CPJ also urged the authorities to reform Nigeria’s penal code to
ensure that journalism is not criminalized.



The United States Of America-based Committee to Protect Journalists
has urged Nigerian authorities to drop all charges against two
journalists in Delta state, Joe Ogbodu and Prince Amour Udemude.

CPJ also urged the authorities to reform Nigeria’s penal code to
ensure that journalism is not criminalized.

Ogbodu, Managing Editor of the BigPen online newspaper and Udemude,
are standing trial at the Magistrate's Court 5 Asaba, for a story
regarding Nigeria's former Chief of Defence Staff, Gen. Alexander
Ogomudia (retd) and Sam Ogrih concerning their alleged roles in a
crisis rocking Uzere community, Isoko South local government area of
the state.

Reacting to the journalists' trial on four counts of criminal
defamation and one count of disturbing the peace, CPJ Africa Programme
Coordinator, Angela Quintal, said in a statement, "Criminal defamation
is an arcane vestige of Nigeria’s colonial era. Laws that criminalize
the press have no place in a modern society that aims to respect press

"Nigerian authorities should drop the charges against journalists Joe
Ogbodu and Prince Amour Udemude and allow them to continue their work
without fear of imprisonment."
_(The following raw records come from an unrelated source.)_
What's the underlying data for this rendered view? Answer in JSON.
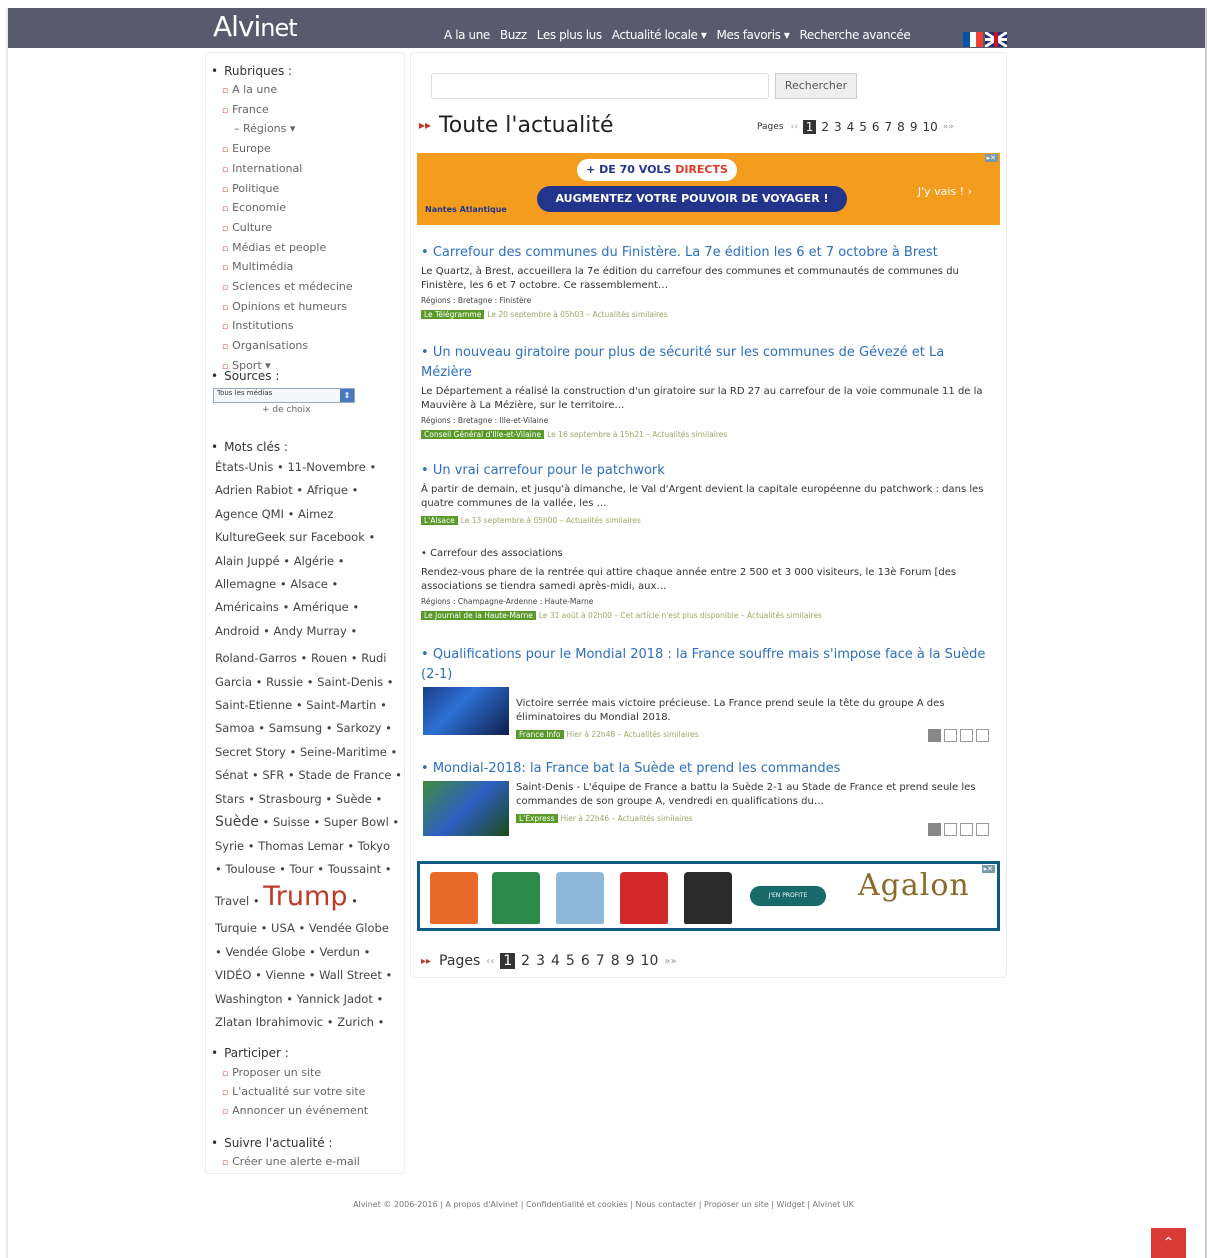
{
  "header": {
    "logo_main": "Alvi",
    "logo_suffix": "net",
    "nav": [
      "A la une",
      "Buzz",
      "Les plus lus",
      "Actualité locale ▾",
      "Mes favoris ▾",
      "Recherche avancée"
    ]
  },
  "sidebar": {
    "rubriques_title": "Rubriques :",
    "rubriques": [
      "A la une",
      "France",
      "– Régions ▾",
      "Europe",
      "International",
      "Politique",
      "Economie",
      "Culture",
      "Médias et people",
      "Multimédia",
      "Sciences et médecine",
      "Opinions et humeurs",
      "Institutions",
      "Organisations",
      "Sport ▾"
    ],
    "sources_title": "Sources :",
    "sources_select": "Tous les médias",
    "sources_more": "+ de choix",
    "motscles_title": "Mots clés :",
    "tags": [
      "États-Unis • 11-Novembre •",
      "Adrien Rabiot • Afrique •",
      "Agence QMI • Aimez",
      "KultureGeek sur Facebook •",
      "Alain Juppé • Algérie •",
      "Allemagne • Alsace •",
      "Américains • Amérique •",
      "Android • Andy Murray •",
      "",
      "Roland-Garros • Rouen • Rudi",
      "Garcia • Russie • Saint-Denis •",
      "Saint-Etienne • Saint-Martin •",
      "Samoa • Samsung • Sarkozy •",
      "Secret Story • Seine-Maritime •",
      "Sénat • SFR • Stade de France •",
      "Stars • Strasbourg • Suède •"
    ],
    "tag_suede": "Suède",
    "tag_suede_rest": " • Suisse • Super Bowl •",
    "tags2": [
      "Syrie • Thomas Lemar • Tokyo",
      "• Toulouse • Tour • Toussaint •"
    ],
    "tag_travel": "Travel •",
    "tag_trump": "Trump",
    "tag_trump_after": " •",
    "tags3": [
      "Turquie • USA • Vendée Globe",
      "• Vendée Globe • Verdun •",
      "VIDÉO • Vienne • Wall Street •",
      "Washington • Yannick Jadot •",
      "Zlatan Ibrahimovic • Zurich •"
    ],
    "participer_title": "Participer :",
    "participer": [
      "Proposer un site",
      "L'actualité sur votre site",
      "Annoncer un événement"
    ],
    "suivre_title": "Suivre l'actualité :",
    "suivre": [
      "Créer une alerte e-mail"
    ]
  },
  "main": {
    "search_button": "Rechercher",
    "title": "Toute l'actualité",
    "pages_label": "Pages",
    "pages": [
      "1",
      "2",
      "3",
      "4",
      "5",
      "6",
      "7",
      "8",
      "9",
      "10"
    ],
    "ad1": {
      "line1_a": "+ DE 70 VOLS ",
      "line1_b": "DIRECTS",
      "line2": "AUGMENTEZ VOTRE POUVOIR DE VOYAGER !",
      "cta": "J'y vais ! ›",
      "sponsor": "Nantes Atlantique"
    },
    "articles": [
      {
        "title": "Carrefour des communes du Finistère. La 7e édition les 6 et 7 octobre à Brest",
        "desc": "Le Quartz, à Brest, accueillera la 7e édition du carrefour des communes et communautés de communes du Finistère, les 6 et 7 octobre. Ce rassemblement…",
        "regions": "Régions : Bretagne : Finistère",
        "source": "Le Télégramme",
        "meta": "Le 20 septembre à 05h03 – Actualités similaires"
      },
      {
        "title": "Un nouveau giratoire pour plus de sécurité sur les communes de Gévezé et La Mézière",
        "desc": "Le Département a réalisé la construction d'un giratoire sur la RD 27 au carrefour de la voie communale 11 de la Mauvière à La Mézière, sur le territoire…",
        "regions": "Régions : Bretagne : Ille-et-Vilaine",
        "source": "Conseil Général d'Ille-et-Vilaine",
        "meta": "Le 16 septembre à 15h21 – Actualités similaires"
      },
      {
        "title": "Un vrai carrefour pour le patchwork",
        "desc": "À partir de demain, et jusqu'à dimanche, le Val d'Argent devient la capitale européenne du patchwork : dans les quatre communes de la vallée, les …",
        "source": "L'Alsace",
        "meta": "Le 13 septembre à 05h00 – Actualités similaires"
      },
      {
        "title": "Carrefour des associations",
        "desc": "Rendez-vous phare de la rentrée qui attire chaque année entre 2 500 et 3 000 visiteurs, le 13è Forum [des associations se tiendra samedi après-midi, aux…",
        "regions": "Régions : Champagne-Ardenne : Haute-Marne",
        "source": "Le Journal de la Haute-Marne",
        "meta": "Le 31 août à 02h00 – Cet article n'est plus disponible – Actualités similaires"
      },
      {
        "title": "Qualifications pour le Mondial 2018 : la France souffre mais s'impose face à la Suède (2-1)",
        "desc": "Victoire serrée mais victoire précieuse. La France prend seule la tête du groupe A des éliminatoires du Mondial 2018.",
        "source": "France Info",
        "meta": "Hier à 22h48 – Actualités similaires"
      },
      {
        "title": "Mondial-2018: la France bat la Suède et prend les commandes",
        "desc": "Saint-Denis - L'équipe de France a battu la Suède 2-1 au Stade de France et prend seule les commandes de son groupe A, vendredi en qualifications du…",
        "source": "L'Express",
        "meta": "Hier à 22h46 – Actualités similaires"
      }
    ],
    "ad2": {
      "cta": "J'EN PROFITE",
      "brand": "Agalon"
    }
  },
  "footer": {
    "text": "Alvinet © 2006-2016 | A propos d'Alvinet | Confidentialité et cookies | Nous contacter | Proposer un site | Widget | Alvinet UK"
  },
  "colors": {
    "header_bg": "#5a5a6e",
    "link": "#2c6fbf",
    "accent": "#c0392b",
    "source_badge": "#5a9a2a",
    "ad1_bg": "#f39c1e"
  }
}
The statement added, "Ogbodu told CPJ that police asked him to come in
for questioning on October 23 and was held for six hours and officers
tried, unsuccessfully, to make him state that the report was false.

"Udemude told CPJ that he was arrested at his home in Asaba, on
October 22 and was taken to the Delta State Police Command, where he
was forced to write a statement dictated by an investigation officer,
Theresa Okpor, who threatened him with prolonged questioning and
detention if he did not write what was dictated.

"Udemude said he was held at the station for 11 hours before being
released on bail without charge and asked to return the following day
and (in) the detention he was forced to take off all his clothes,
except his underwear."

The CPJ noted further, "That when he returned on October 23, he was
questioned on allegations related to a retired Nigerian army general,
Alexander Ogomudia, who was also mentioned in the report. He said
police released him 10 hours after he arrived at 8 am and asked him to
return the following day when he and Ogbodu were arraigned.

"When contacted by phone, Okpor declined to comment and directed CPJ
to the state police public relations officer. The Delta State police
commissioner, Adeleke Adeyinka, told CPJ that criminal defamation was
within the law. Adeyinka declined to comment on the allegation that
Okpor forced Udemude to write a statement."

The CPJ contacted Ogrih but he declined to comment on the issue, while
calls and a message sent to Ogomudia, went unanswered.